The success of immunization programs relies heavily on immunization program managers, who facilitate every aspect of immunization programs, from cost-effective procurement of vaccines to the vigilant monitoring of vaccine safety and efficacy. Sabin’s IAIM Network is the largest international network of immunization managers, offering opportunities to connect, share knowledge and strengthen skills required to effectively implement immunization programs. This peer network creates opportunities for immunization professionals to share best practices and address the most pressing topics challenging immunization programs.
In this spotlight series, we will feature IAIM Network members to highlight their accomplishments as immunization managers and learn from their programs. This interview is with Roberto Arroba Tijerino, EPI Manager, Ministry of Health, Costa Rica.
What is your name and where do you work?
My name is Roberto Arroba Tijerino. I am the EPI manager at the Ministry of Health in Costa Rica. I have been a representative on the NITAG Secretariat since January 2018 and I am in charge of the national influenza program in Costa Rica.
How long have you been an immunization manager?
I have been the EPI manager since 2009.
Why did you want to become an immunization manager?
I decided to study medicine and become a physician to help people. After working at the Costa Rican Social Security Fund and the private sector, I moved to the Ministry of Health. I’ve been assigned to the vaccine program since the beginning and soon I was the EPI manager and then the Secretariat of the NITAG. When I received this position, I was happy because I know that with vaccines, we reach all populations in the country (not just children).
What do you wish people knew about immunization managers?

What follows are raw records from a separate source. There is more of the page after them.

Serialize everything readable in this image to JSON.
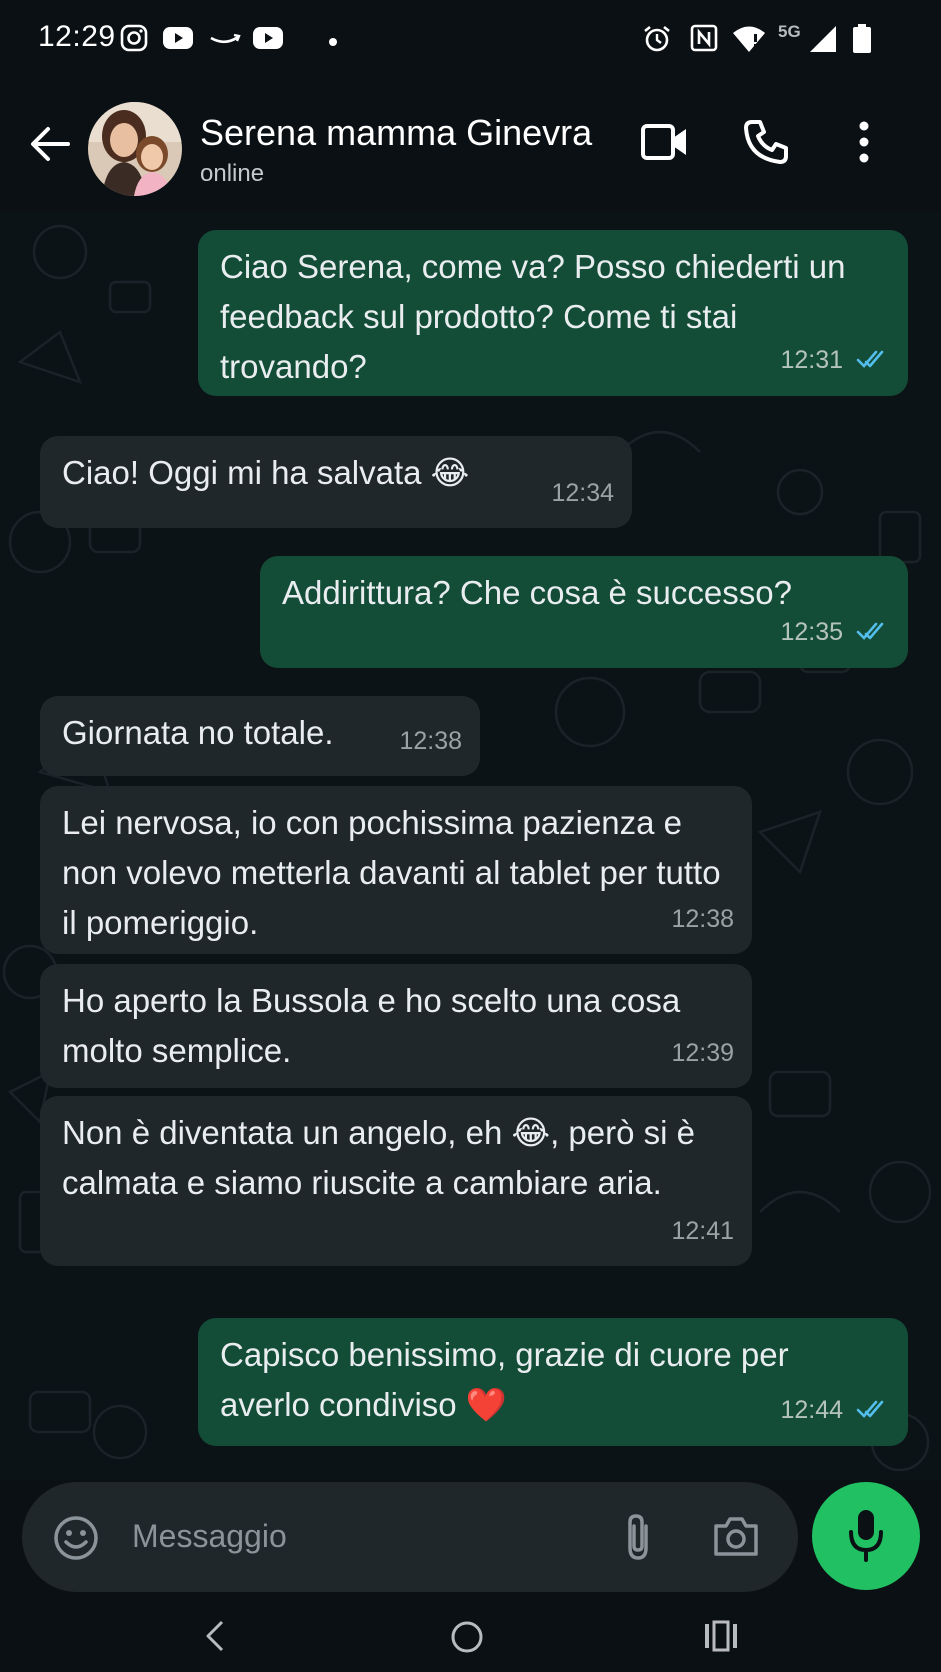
{
  "status_bar": {
    "time": "12:29",
    "network": "5G",
    "icons": [
      "instagram-icon",
      "youtube-icon",
      "amazon-icon",
      "youtube-icon",
      "dot-icon",
      "alarm-icon",
      "nfc-icon",
      "wifi-icon",
      "signal-icon",
      "battery-icon"
    ]
  },
  "header": {
    "contact_name": "Serena mamma Ginevra",
    "status": "online",
    "icons": [
      "back-arrow-icon",
      "video-call-icon",
      "phone-icon",
      "more-vert-icon"
    ]
  },
  "messages": [
    {
      "direction": "outgoing",
      "text": "Ciao Serena, come va? Posso chiederti un feedback sul prodotto? Come ti stai trovando?",
      "time": "12:31",
      "read": true
    },
    {
      "direction": "incoming",
      "text": "Ciao! Oggi mi ha salvata 😂",
      "time": "12:34"
    },
    {
      "direction": "outgoing",
      "text": "Addirittura? Che cosa è successo?",
      "time": "12:35",
      "read": true
    },
    {
      "direction": "incoming",
      "text": "Giornata no totale.",
      "time": "12:38"
    },
    {
      "direction": "incoming",
      "text": "Lei nervosa, io con pochissima pazienza e non volevo metterla davanti al tablet per tutto il pomeriggio.",
      "time": "12:38"
    },
    {
      "direction": "incoming",
      "text": "Ho aperto la Bussola e ho scelto una cosa molto semplice.",
      "time": "12:39"
    },
    {
      "direction": "incoming",
      "text": "Non è diventata un angelo, eh 😂, però si è calmata e siamo riuscite a cambiare aria.",
      "time": "12:41"
    },
    {
      "direction": "outgoing",
      "text": "Capisco benissimo, grazie di cuore per averlo condiviso ❤️",
      "time": "12:44",
      "read": true
    }
  ],
  "composer": {
    "placeholder": "Messaggio",
    "icons": [
      "emoji-icon",
      "attach-icon",
      "camera-icon",
      "mic-icon"
    ]
  },
  "colors": {
    "background": "#0b1014",
    "outgoing_bubble": "#134d37",
    "incoming_bubble": "#1f272a",
    "read_ticks": "#53bdeb",
    "mic_button": "#21c063"
  }
}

Well, people may think that immunization is only vaccines or shots but it’s much more than that. It’s really a very complicated world that has many components: buying the biologicals, the cold chain, vaccine safety, distribution and finally the actual immunization of people. In Costa Rica, the immunization program is run through two different institutions – the Ministry of Health and the Social Security Fund. We have to work closely together so that the system can work as well as it possibly can.
What is your biggest professional achievement to date?
In public health, we work for the people, trying to improve the health of the population. We have helped to improve many processes in the past ten years that I’ve been the EPI manager but specific achievements include the introduction of new vaccines (varicella, IPV, rotavirus and HPV), completion of cost-effectiveness studies to justify the introduction of new vaccines (PCV13, rotavirus, HPV) and switching from a trivalent influenza vaccine to a quadrivalent influenza vaccine.
If you or an immunization professional you know has done work you would like to share with the broader IAIM Network community, please nominate them for a future spotlight by emailing us at firstname.lastname@example.org.